--- Exercise instructions ---
For the entries below, report the number of lines where the string "Livelli" appears, and only that number.

--- Material supplied ---
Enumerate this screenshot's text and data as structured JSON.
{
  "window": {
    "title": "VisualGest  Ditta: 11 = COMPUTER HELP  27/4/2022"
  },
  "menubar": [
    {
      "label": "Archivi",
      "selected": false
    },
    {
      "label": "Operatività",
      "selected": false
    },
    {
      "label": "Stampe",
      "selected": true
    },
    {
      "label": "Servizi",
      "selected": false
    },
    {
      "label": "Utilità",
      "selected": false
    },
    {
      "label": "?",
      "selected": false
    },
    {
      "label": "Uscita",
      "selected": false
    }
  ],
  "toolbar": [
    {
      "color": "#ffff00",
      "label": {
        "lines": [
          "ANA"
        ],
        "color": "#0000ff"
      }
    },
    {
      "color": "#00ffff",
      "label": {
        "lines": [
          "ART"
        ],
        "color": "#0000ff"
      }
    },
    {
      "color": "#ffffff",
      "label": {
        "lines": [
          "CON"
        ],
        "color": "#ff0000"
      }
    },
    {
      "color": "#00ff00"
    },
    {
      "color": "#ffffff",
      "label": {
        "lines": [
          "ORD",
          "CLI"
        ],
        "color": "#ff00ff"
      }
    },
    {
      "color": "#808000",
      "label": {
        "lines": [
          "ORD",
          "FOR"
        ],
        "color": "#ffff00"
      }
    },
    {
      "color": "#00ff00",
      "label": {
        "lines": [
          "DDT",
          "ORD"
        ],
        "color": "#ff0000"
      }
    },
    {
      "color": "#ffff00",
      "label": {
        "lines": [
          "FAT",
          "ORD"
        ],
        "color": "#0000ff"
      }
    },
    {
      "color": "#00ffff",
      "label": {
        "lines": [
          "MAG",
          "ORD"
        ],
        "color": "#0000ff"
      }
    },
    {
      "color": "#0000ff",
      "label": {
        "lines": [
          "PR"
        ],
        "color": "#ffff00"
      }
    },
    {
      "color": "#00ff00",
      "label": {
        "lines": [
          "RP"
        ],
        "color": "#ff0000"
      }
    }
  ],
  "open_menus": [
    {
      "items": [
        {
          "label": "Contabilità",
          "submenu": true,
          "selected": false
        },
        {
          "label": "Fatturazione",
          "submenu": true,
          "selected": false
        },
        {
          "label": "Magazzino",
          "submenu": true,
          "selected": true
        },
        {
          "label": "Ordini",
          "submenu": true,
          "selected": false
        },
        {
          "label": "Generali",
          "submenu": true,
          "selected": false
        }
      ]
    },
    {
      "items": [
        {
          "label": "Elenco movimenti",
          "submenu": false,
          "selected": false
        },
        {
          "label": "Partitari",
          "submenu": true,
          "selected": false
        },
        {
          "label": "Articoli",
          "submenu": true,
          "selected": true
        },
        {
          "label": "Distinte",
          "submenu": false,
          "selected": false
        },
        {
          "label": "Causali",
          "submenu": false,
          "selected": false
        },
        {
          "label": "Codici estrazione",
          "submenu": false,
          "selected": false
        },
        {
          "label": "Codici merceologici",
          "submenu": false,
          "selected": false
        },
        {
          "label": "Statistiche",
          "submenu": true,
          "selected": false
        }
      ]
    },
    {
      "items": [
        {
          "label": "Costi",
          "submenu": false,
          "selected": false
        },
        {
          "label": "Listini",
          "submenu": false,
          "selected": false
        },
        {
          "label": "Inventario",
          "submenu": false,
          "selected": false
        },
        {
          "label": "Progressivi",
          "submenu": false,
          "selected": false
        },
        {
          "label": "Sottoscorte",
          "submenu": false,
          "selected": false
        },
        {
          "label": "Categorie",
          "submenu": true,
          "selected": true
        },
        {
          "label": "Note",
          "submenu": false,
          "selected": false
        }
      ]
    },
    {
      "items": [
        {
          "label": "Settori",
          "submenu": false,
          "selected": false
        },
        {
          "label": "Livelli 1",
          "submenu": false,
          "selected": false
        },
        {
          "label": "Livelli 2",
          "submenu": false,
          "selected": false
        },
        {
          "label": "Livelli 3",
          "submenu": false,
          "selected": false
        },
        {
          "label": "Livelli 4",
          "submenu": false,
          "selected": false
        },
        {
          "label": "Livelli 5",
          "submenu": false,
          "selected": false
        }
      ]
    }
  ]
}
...
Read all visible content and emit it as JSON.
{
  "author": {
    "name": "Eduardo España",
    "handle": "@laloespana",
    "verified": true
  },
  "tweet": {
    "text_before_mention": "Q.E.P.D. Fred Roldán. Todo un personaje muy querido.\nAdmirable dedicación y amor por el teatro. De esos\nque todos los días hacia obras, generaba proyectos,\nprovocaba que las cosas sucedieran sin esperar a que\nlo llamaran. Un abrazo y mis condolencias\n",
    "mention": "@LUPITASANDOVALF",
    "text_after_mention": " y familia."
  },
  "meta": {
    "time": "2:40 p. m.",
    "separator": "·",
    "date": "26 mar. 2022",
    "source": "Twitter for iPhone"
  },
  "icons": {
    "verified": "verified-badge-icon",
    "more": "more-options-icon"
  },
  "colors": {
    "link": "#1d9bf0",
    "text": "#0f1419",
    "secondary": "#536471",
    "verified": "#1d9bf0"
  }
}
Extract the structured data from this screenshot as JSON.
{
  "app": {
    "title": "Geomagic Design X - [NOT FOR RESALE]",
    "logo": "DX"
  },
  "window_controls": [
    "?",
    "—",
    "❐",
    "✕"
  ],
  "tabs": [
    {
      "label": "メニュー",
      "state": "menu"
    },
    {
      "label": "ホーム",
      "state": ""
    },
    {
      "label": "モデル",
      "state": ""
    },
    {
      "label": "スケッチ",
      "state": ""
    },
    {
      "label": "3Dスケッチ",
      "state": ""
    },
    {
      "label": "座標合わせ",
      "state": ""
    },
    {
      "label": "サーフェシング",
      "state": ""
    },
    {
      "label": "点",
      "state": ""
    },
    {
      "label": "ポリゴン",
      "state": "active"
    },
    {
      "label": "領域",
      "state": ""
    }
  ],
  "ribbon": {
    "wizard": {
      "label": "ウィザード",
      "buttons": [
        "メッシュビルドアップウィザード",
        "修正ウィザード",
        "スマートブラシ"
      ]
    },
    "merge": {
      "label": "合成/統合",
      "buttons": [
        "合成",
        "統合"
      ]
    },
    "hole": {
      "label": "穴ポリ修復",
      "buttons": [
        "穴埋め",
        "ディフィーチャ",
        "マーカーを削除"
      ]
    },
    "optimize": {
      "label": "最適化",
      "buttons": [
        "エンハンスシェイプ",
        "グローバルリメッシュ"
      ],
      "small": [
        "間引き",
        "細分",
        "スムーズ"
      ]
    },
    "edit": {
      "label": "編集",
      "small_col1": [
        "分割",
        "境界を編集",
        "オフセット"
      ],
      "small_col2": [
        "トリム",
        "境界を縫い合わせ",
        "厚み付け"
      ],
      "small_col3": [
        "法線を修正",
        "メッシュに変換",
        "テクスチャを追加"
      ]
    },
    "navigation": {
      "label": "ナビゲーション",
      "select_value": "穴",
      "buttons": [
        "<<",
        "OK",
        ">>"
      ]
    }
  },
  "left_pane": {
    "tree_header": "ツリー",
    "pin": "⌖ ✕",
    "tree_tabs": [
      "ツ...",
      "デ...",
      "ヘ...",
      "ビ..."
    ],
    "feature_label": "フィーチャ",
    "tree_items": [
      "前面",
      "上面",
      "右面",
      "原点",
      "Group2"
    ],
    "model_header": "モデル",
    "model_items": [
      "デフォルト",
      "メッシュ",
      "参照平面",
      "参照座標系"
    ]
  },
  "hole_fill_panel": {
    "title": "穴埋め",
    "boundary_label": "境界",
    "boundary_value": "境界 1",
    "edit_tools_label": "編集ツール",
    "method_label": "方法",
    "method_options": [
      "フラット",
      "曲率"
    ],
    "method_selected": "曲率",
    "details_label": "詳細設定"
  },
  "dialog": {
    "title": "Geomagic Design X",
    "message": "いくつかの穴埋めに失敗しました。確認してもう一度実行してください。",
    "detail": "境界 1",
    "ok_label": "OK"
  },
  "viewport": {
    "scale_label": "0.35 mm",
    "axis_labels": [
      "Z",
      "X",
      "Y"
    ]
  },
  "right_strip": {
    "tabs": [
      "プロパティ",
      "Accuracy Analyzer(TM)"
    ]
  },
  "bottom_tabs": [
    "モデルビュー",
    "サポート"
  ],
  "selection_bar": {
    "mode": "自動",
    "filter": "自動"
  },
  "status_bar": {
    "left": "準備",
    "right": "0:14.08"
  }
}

--- Answer to the exercise ---
5